• _What you need to do_
From the records below, copy each line in which the string "Element" occurs.

==== Dataset ====

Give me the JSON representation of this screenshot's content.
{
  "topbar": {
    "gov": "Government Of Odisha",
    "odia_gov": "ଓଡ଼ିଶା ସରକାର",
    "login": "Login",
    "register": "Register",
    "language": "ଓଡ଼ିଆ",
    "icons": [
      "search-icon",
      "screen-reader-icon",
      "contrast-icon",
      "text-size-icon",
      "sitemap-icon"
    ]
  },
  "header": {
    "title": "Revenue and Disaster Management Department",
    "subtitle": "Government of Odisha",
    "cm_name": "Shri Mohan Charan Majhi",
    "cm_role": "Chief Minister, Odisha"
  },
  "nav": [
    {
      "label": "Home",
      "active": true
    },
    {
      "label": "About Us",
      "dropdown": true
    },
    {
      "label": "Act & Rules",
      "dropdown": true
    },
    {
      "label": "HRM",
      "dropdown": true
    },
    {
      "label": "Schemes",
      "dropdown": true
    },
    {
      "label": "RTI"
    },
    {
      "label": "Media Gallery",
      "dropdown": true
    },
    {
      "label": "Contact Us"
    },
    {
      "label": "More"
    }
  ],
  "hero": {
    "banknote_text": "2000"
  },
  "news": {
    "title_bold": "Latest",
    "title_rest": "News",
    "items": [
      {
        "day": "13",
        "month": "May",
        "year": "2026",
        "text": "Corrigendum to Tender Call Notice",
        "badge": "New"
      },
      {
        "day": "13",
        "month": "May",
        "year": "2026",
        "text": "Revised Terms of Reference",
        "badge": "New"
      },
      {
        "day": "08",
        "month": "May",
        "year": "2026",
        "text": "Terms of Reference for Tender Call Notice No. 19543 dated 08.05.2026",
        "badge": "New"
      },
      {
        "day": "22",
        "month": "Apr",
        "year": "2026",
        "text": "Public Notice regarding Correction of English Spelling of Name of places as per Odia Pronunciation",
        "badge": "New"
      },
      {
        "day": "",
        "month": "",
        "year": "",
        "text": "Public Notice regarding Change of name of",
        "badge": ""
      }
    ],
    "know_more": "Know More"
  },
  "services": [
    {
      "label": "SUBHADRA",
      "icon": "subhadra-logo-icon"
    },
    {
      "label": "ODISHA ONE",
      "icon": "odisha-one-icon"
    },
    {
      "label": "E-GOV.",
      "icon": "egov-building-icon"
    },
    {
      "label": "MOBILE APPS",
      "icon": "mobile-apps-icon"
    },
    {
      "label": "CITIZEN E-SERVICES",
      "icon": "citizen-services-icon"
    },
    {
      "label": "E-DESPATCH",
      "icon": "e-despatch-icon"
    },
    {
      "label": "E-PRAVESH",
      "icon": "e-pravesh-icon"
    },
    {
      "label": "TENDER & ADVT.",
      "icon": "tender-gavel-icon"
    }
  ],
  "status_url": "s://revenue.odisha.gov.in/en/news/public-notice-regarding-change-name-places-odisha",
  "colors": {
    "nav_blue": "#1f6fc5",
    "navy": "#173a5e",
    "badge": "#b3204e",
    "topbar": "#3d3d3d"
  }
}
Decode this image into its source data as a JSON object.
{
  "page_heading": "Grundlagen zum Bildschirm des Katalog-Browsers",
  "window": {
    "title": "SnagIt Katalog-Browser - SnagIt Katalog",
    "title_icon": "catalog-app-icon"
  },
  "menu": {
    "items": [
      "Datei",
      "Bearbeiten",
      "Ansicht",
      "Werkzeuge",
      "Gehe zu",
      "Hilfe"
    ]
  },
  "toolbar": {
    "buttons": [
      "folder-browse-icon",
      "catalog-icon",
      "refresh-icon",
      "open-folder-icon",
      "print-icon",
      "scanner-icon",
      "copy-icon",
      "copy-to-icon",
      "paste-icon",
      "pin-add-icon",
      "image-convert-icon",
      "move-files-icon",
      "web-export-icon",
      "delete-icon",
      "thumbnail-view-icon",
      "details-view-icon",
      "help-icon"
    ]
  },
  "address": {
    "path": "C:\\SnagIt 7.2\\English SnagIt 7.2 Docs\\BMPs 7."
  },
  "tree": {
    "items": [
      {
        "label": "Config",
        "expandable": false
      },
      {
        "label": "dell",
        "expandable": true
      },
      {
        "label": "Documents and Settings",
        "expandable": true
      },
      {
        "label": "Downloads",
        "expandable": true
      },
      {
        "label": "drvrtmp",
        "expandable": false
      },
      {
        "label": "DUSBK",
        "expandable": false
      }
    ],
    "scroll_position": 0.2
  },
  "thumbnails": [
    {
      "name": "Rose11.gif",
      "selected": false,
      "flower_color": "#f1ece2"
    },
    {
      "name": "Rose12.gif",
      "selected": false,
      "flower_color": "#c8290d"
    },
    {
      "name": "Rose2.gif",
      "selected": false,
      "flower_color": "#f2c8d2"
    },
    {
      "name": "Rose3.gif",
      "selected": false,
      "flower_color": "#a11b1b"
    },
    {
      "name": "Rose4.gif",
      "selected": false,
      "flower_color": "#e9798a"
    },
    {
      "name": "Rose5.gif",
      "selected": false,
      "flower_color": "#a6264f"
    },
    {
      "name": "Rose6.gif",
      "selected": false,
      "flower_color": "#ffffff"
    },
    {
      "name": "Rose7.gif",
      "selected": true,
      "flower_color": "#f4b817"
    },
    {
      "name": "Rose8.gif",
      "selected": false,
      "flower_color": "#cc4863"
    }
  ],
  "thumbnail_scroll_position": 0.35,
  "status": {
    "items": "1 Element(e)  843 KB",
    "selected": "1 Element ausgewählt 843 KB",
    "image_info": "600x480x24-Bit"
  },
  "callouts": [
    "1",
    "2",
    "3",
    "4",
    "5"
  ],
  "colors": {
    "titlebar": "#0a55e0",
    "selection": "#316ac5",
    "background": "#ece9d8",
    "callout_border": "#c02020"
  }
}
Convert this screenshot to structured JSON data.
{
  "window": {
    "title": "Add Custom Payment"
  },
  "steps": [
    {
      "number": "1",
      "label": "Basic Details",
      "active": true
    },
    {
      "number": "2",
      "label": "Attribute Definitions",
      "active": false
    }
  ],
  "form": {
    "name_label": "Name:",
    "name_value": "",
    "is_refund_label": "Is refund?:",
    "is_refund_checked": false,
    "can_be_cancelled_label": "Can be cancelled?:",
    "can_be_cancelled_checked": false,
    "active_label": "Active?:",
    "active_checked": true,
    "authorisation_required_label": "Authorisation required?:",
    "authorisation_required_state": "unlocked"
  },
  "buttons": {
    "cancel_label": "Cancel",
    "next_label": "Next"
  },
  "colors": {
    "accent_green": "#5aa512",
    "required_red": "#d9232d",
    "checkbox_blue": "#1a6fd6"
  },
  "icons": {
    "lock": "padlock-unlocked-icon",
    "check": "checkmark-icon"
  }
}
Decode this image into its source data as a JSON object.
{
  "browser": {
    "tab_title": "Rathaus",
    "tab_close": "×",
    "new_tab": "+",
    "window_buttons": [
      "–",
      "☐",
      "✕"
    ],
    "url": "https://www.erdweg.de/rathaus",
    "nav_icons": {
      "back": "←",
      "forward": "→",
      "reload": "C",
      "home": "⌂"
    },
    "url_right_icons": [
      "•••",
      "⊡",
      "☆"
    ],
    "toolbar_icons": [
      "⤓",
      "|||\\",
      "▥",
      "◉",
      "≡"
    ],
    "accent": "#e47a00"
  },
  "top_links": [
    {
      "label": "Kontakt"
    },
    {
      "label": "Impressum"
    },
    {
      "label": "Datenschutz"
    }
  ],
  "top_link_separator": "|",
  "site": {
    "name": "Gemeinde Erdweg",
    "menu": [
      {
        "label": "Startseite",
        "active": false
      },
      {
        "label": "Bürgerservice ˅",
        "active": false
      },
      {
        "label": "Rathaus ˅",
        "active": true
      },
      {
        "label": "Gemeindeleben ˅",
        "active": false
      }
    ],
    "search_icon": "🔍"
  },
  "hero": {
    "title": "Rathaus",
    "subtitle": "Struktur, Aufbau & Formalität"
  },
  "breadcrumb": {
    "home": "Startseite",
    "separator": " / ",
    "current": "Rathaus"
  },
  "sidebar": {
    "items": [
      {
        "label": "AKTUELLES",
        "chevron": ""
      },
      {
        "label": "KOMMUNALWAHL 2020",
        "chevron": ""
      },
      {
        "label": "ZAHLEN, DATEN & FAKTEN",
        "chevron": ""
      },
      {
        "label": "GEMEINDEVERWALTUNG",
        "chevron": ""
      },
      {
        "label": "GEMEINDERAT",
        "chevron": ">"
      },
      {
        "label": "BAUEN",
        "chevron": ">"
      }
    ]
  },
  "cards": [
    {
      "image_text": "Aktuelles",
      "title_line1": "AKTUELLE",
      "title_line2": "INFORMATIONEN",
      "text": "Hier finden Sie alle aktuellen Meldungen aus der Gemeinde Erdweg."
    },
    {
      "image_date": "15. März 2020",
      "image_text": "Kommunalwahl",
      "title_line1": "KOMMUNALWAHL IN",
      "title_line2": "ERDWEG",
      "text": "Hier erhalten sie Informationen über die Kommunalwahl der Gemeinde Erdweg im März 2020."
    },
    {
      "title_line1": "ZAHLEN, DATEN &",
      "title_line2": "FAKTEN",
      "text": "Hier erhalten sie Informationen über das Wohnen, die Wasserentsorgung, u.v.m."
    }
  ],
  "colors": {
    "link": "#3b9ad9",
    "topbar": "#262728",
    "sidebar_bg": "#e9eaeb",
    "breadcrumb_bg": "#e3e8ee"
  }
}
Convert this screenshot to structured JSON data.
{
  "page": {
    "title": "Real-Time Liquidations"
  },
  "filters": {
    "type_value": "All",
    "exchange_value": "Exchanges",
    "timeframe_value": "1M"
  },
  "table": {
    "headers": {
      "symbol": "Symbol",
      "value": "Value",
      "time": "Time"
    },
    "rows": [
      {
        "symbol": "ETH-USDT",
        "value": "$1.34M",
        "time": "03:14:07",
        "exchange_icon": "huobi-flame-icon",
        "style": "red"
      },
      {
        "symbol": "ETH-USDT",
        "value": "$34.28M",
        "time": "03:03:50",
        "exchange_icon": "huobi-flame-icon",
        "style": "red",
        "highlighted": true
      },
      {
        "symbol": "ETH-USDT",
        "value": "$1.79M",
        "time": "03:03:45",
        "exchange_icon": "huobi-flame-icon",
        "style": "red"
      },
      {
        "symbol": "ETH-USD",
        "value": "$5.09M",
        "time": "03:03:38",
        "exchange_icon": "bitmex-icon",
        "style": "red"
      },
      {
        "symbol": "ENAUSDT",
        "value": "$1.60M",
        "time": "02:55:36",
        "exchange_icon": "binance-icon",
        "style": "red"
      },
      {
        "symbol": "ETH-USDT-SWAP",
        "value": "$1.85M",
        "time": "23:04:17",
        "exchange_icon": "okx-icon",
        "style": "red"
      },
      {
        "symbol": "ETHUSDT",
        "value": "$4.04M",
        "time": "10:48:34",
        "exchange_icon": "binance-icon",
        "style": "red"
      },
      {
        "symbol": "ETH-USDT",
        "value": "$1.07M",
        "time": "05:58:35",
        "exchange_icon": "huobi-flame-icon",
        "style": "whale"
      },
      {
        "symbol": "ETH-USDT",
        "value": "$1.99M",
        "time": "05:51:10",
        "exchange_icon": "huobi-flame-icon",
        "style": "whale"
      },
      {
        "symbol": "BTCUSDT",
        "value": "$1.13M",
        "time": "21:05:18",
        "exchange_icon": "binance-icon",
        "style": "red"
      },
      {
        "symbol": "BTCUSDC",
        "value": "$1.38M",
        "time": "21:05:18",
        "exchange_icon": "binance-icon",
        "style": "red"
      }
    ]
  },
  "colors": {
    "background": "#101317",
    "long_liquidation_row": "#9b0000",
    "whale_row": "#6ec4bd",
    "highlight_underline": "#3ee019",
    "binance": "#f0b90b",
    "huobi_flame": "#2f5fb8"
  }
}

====

• _Response area_
    "items": "1 Element(e)  843 KB",
    "selected": "1 Element ausgewählt 843 KB",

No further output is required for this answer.